— DATA —

*** Block opens ***

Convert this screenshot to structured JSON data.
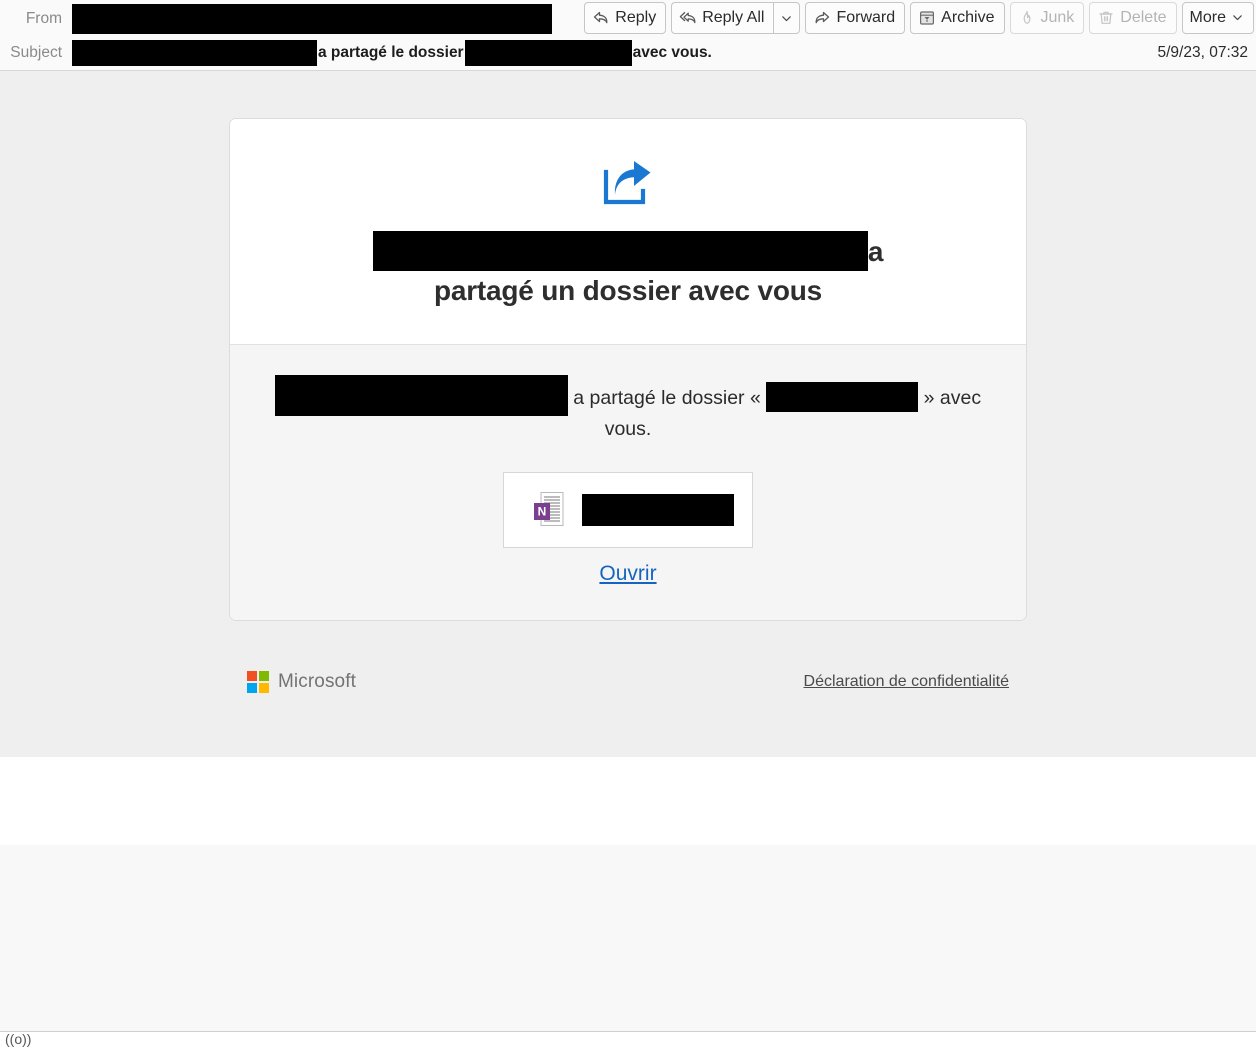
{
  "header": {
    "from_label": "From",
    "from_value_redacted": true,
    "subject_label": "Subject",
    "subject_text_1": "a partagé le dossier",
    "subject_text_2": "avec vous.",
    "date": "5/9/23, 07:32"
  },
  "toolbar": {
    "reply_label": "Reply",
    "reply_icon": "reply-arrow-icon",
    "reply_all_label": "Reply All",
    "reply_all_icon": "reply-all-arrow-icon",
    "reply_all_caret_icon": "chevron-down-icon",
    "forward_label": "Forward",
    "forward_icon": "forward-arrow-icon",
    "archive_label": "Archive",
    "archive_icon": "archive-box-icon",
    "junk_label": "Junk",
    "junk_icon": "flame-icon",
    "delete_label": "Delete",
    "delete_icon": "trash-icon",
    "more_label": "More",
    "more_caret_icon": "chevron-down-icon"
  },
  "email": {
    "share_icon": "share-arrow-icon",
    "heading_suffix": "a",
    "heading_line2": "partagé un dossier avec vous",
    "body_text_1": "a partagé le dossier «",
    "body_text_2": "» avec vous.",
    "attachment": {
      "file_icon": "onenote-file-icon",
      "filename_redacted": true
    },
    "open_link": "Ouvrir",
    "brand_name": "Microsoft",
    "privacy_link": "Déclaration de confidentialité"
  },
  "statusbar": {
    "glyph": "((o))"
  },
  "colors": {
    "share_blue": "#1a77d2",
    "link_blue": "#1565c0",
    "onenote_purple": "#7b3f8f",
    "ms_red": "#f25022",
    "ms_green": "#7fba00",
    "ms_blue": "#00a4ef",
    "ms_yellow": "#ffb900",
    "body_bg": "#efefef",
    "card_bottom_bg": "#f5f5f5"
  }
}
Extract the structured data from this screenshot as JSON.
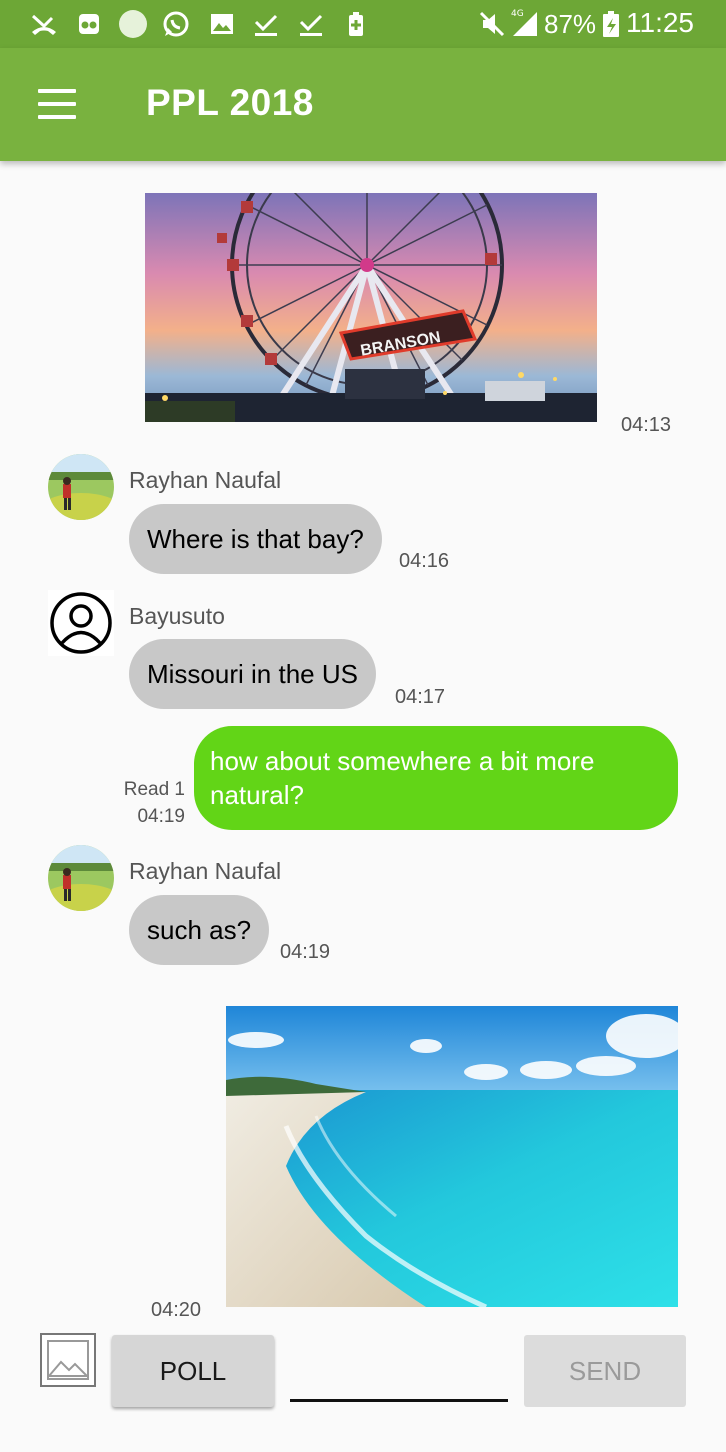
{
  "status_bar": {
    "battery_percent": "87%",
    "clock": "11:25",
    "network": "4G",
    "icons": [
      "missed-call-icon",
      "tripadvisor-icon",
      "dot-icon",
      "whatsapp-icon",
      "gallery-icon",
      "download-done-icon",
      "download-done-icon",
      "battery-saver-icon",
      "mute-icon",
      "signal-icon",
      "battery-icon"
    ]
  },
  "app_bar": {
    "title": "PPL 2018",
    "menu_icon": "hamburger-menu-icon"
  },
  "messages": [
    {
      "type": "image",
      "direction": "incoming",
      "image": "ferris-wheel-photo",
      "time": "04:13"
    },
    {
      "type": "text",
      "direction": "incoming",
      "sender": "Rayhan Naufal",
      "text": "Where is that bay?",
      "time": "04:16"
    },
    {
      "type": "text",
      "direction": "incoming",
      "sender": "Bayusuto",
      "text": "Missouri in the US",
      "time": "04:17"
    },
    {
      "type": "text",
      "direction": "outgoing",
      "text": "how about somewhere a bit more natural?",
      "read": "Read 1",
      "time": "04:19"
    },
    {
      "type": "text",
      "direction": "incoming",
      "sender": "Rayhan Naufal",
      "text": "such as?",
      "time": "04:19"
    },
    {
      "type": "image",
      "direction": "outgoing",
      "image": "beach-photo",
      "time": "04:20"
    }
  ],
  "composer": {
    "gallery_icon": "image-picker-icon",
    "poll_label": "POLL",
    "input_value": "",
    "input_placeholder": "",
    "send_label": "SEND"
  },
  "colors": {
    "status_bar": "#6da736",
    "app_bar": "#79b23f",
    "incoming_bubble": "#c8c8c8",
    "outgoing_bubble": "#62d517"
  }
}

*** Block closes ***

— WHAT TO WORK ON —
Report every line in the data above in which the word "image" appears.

— RESULT —
      "type": "image",
      "image": "ferris-wheel-photo",
      "type": "image",
      "image": "beach-photo",
    "gallery_icon": "image-picker-icon",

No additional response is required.